In 1969, Neil Armstrong walked on the moon, a generation of angry youth protested a war in Vietnam, and a Wellesley College senior named Hillary Diane Rodham applied to law school.
Rodham — who would later become first lady Hillary Rodham Clinton and then a United States Senator known for firm stands on controversial issues — was having trouble deciding between two of America’s best.
The young Goldwater Republican turned Eugene McCarthy Democrat had a choice: head to Harvard in Cambridge, Mass., or turn her sights to Yale and New Haven. She chose Yale, and more than 30 years later, she is back — as Class Day Speaker at the 300th Yale Commencement.
Class Day, held the day before Commencement, honors graduating seniors with a prestigious speaker and the reading of the class history and “Ivy Ode” — a poem written by a senior — by students.
A committee of seniors chose Clinton to speak at Commencement. But 30 years ago, Clinton was doing the choosing.
After a run-in with an arrogant, chauvinistic Harvard professor she met at a cocktail party, Clinton said she made up her mind to head to Yale for the first time.
“At the party, this friend of mine took me up and introduced me to one of his professors, who just peered down at me,” Clinton said, laughing. “My friend said, ‘Professor So-and-so, this is Hillary Rodham. She’s trying to decide between us and our nearest competitor.’ And this very imposing Harvard Law School professor said, ‘Well first of all, we don’t have any nearest competitors. And secondly, we don’t need any more women.’ That made my decision very quickly.”
Following her 1973 graduation from Yale Law School, Clinton carved out impressive careers in politics and law — two fields where women were not always welcome.
First as a practicing lawyer, then as a politically active first lady, and finally as a U.S. Senator from New York, Clinton swam upstream and managed to stay well afloat.
For the strong-minded politician, being a woman at Yale Law School in the 1970s was much like being a woman in the U.S. Senate today.
“It’s like night and day, the differences between today and when I went to law school,” Clinton said, speaking from her office in Washington, D.C. “The idea that a woman would pursue any career in the law is no longer worthy of much comment.
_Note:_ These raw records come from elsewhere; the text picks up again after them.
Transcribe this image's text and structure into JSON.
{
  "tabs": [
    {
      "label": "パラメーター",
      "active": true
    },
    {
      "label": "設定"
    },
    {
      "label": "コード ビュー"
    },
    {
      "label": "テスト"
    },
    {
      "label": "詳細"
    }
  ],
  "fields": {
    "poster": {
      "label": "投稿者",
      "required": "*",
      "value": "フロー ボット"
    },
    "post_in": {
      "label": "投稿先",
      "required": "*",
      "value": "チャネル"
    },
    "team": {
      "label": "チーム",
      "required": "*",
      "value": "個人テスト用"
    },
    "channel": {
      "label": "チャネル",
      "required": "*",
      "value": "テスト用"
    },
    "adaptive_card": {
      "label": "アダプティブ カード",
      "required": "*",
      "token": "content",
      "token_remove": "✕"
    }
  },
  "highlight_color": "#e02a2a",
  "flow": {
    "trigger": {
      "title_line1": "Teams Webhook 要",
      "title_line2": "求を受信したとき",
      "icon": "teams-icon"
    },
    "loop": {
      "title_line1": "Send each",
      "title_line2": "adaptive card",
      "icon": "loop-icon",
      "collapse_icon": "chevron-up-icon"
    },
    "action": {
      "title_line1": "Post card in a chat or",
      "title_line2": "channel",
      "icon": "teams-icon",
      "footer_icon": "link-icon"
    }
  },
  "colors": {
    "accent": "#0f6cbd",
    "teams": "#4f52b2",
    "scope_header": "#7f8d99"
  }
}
Being in the Senate now, we’re back on the smaller side of the balance sheet.”
For New York State’s junior senator, America’s most political first lady and the wife of former President Bill Clinton LAW ’73, both life and career have been shaped by conviction and controversy.
Even the announcement that she would speak at this year’s Class Day ceremonies prompted objections from the conservative quarters of the Yale community.
But Clinton shrugs most of it off.
“I would have been disappointed in the political vibrancy of Yale if there wasn’t a spirited debate over the selection of almost any speaker,” Clinton said without hesitation. “I was just very honored that I was asked to speak.”
Growing up outside Chicago as a teenager, a young Hillary Rodham did not allow anyone to limit her involvement in the male-dominated world that was politics.
One of her earliest bids for elective office — her campaign for president of her high school in Park Ridge, Ill. — ended in failure when she lost to the captain of the football team.
Park Ridge, where Clinton attended public school until she left for Wellesley in 1965, was a Republican community, and Clinton’s father, Hugh Rodham, was a devout Methodist who always voted Republican.
Taking after her father, she supported Barry Goldwater in his losing 1964 campaign against Democrat Lyndon Johnson.
Clinton was not a liberal when she entered Wellesley College in the fall of 1965.
But whatever turned the young Cold War Republican into a Democratic senator, an advocate of women’s and children’s rights, health care reform and public education reform, had taken strong hold by the time she graduated in 1969.
Speaking as valedictorian at her own commencement, Clinton made headlines when she broke from her prepared speech and took a stand for a generation of youth disillusioned by Cold War culture and the conflict in Vietnam.
She turned a sharp tongue on Sen. Edward Brooke — one of the nation’s most prominent black politicians, and a Republican for whom she had even campaigned in the fall of 1965 — who just minutes earlier had condemned in his own address “coercive protests by anti-war college radicals.”
“We’re not in the position yet of leadership and power, but we do have that indispensable task of criticizing and constructive protests,” Clinton told an astonished crowd of students and parents. “The challenge now is to practice politics as the art of making what appears to be impossible, possible.”
The students gave her a seven-minute standing ovation.
Earlier this month, Clinton attributed the speech she gave to the freedom of choice she was “lucky enough to find” at Wellesley and Yale.
The next chapter in Clinton’s life took her to Yale Law School, where she met her future husband, found her commitment to children’s rights, and learned so many of the skills she would need over the next 30 years as a lawyer, mother, first lady and U.S. Senator.
Yale is the only private school where Clinton will speak. She will also address the graduates of several New York State schools.